Dataset rows describing interfaces
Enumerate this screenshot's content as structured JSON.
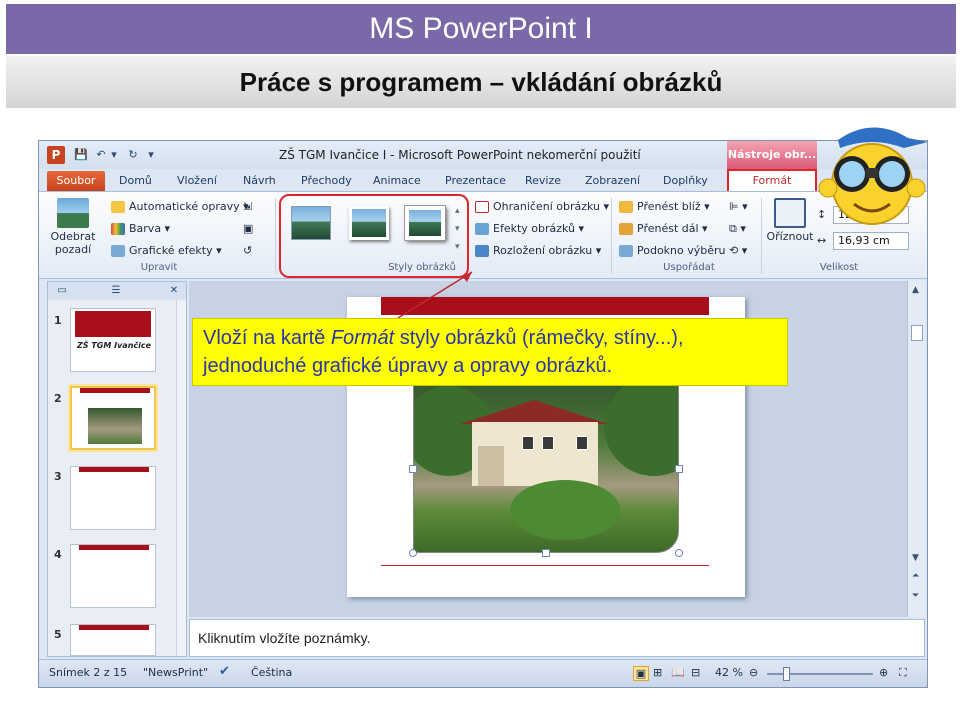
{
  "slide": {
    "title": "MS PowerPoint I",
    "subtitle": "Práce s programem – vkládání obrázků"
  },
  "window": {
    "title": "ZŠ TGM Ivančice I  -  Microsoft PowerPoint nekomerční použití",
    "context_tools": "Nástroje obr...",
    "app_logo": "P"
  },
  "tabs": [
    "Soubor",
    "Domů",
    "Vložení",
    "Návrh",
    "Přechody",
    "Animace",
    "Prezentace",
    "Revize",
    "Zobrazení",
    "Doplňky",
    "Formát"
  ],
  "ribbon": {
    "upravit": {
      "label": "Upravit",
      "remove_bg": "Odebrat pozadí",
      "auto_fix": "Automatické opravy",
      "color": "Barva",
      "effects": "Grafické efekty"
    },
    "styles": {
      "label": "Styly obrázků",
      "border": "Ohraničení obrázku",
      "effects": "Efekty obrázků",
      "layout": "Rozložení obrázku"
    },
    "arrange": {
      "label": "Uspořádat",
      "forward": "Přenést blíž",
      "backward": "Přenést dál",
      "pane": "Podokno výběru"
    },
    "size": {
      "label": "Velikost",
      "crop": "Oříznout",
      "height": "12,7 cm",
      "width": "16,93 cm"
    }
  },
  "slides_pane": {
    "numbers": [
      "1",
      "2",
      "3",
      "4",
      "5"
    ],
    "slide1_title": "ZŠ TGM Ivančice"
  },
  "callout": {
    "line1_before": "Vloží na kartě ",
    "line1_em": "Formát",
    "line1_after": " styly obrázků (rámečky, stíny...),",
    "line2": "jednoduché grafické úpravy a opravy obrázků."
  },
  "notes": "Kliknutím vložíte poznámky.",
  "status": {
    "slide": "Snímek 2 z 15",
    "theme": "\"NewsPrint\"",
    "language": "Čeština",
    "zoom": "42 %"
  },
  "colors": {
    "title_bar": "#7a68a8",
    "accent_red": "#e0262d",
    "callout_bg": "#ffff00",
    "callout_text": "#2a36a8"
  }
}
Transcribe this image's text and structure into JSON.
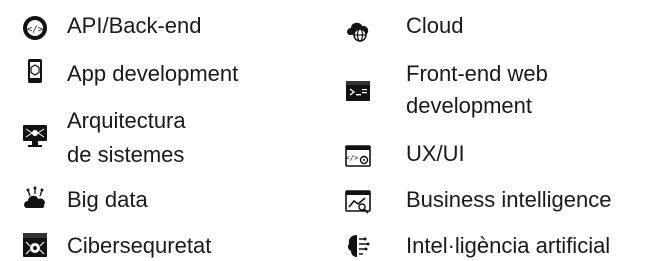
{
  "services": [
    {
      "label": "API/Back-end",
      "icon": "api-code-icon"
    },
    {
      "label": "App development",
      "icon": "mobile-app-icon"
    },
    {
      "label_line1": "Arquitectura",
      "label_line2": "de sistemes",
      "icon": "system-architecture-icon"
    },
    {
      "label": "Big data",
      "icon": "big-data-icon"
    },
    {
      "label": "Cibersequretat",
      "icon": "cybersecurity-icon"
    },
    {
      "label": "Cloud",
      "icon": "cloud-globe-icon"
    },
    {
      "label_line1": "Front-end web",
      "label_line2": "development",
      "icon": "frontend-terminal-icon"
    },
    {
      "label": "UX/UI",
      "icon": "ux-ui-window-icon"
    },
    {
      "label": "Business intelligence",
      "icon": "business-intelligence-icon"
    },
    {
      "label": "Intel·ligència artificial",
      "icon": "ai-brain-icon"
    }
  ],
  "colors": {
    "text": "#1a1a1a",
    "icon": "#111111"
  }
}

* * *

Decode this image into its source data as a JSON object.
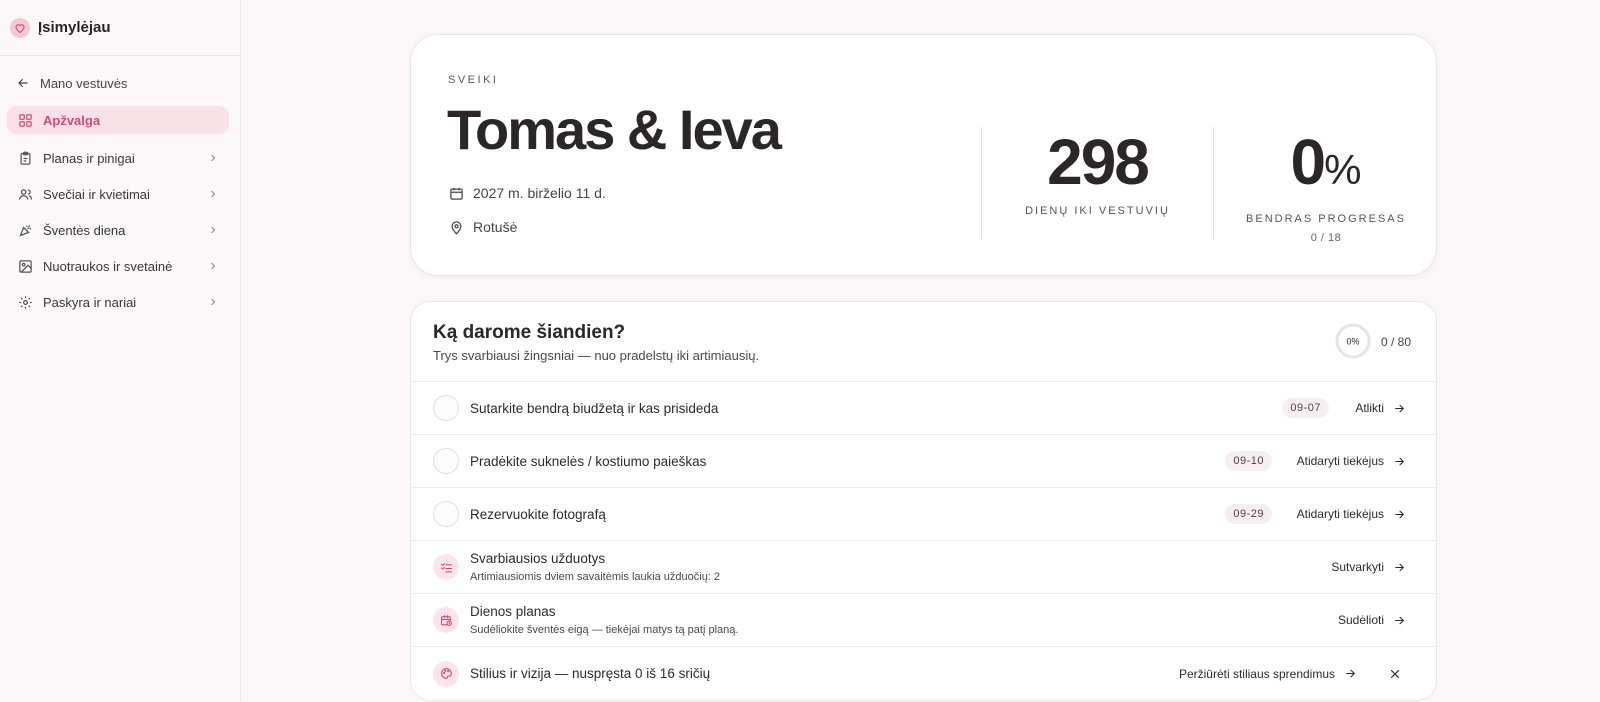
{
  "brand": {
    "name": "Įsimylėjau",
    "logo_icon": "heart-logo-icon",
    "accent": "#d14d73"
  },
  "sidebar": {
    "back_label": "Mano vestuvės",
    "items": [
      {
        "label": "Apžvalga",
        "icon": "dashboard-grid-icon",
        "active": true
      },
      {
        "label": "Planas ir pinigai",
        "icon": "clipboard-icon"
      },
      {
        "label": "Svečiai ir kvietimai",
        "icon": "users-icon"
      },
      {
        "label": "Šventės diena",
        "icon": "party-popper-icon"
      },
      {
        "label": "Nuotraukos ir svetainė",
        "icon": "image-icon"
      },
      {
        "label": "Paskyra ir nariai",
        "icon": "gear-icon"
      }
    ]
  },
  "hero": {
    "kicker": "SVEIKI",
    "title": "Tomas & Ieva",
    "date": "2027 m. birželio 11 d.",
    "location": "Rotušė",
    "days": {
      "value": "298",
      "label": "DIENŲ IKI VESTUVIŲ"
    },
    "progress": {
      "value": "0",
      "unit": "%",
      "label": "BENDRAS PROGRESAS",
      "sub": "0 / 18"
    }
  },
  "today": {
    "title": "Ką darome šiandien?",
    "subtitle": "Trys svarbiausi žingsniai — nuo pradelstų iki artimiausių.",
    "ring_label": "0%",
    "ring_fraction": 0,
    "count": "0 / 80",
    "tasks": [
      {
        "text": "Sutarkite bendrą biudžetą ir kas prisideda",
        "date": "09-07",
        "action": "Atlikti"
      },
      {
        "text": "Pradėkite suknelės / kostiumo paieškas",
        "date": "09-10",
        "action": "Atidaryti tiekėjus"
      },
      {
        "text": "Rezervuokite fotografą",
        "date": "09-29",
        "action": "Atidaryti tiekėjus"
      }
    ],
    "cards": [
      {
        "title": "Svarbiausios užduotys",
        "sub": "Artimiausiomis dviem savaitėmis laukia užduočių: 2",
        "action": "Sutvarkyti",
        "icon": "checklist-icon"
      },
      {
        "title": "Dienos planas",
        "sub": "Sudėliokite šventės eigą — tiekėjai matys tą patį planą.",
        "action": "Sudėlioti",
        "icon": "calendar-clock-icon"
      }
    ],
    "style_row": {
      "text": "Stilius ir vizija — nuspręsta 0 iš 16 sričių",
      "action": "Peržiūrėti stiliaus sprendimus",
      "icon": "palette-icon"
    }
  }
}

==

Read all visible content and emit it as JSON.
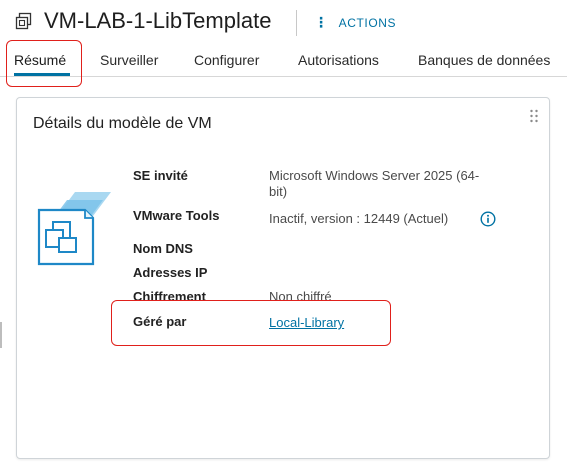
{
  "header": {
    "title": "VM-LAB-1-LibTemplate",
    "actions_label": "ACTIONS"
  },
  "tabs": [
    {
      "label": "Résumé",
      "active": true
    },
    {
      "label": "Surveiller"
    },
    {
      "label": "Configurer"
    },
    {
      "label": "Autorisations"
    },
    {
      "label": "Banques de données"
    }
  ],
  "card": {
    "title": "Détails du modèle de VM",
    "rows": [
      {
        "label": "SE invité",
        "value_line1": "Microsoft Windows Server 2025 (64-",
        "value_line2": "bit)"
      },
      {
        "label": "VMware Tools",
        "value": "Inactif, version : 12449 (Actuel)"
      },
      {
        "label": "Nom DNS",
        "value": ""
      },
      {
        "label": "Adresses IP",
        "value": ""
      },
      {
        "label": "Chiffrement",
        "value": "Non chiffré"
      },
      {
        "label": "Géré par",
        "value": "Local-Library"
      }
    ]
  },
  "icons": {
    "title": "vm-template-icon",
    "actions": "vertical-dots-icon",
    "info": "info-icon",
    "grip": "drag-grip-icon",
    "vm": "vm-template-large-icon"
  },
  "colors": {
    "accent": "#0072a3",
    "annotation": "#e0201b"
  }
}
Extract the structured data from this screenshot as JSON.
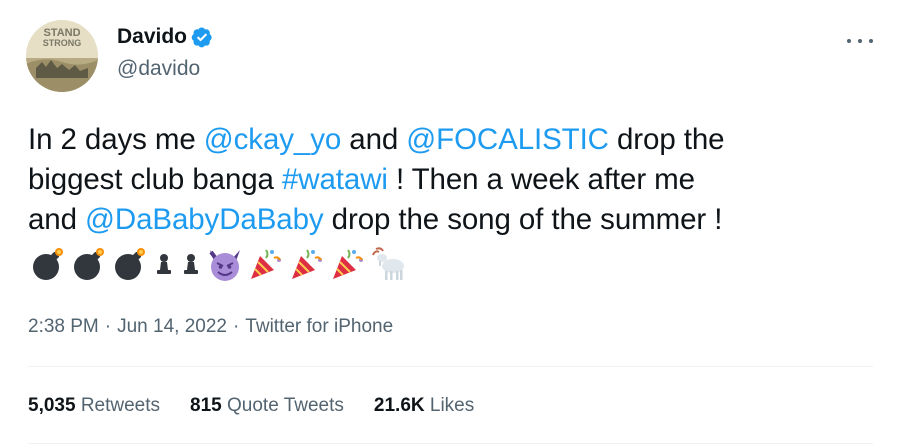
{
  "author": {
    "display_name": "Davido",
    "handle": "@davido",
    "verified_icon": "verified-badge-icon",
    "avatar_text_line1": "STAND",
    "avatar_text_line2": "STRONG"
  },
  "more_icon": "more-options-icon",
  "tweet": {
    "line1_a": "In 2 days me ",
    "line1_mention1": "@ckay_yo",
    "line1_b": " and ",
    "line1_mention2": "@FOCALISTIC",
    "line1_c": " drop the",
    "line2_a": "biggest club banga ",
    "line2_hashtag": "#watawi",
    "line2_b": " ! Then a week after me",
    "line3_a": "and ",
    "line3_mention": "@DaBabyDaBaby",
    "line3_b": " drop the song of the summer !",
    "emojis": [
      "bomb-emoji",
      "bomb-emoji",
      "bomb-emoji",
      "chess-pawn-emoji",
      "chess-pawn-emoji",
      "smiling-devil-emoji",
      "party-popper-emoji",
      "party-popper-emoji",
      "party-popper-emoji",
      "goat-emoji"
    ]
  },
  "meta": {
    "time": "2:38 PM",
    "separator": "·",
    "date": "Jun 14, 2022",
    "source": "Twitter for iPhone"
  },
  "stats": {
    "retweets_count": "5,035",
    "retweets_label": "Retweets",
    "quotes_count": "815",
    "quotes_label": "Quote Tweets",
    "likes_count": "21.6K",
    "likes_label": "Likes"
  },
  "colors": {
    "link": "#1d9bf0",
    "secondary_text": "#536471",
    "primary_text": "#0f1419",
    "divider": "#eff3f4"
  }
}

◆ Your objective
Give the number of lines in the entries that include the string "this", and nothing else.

◆ Your response
4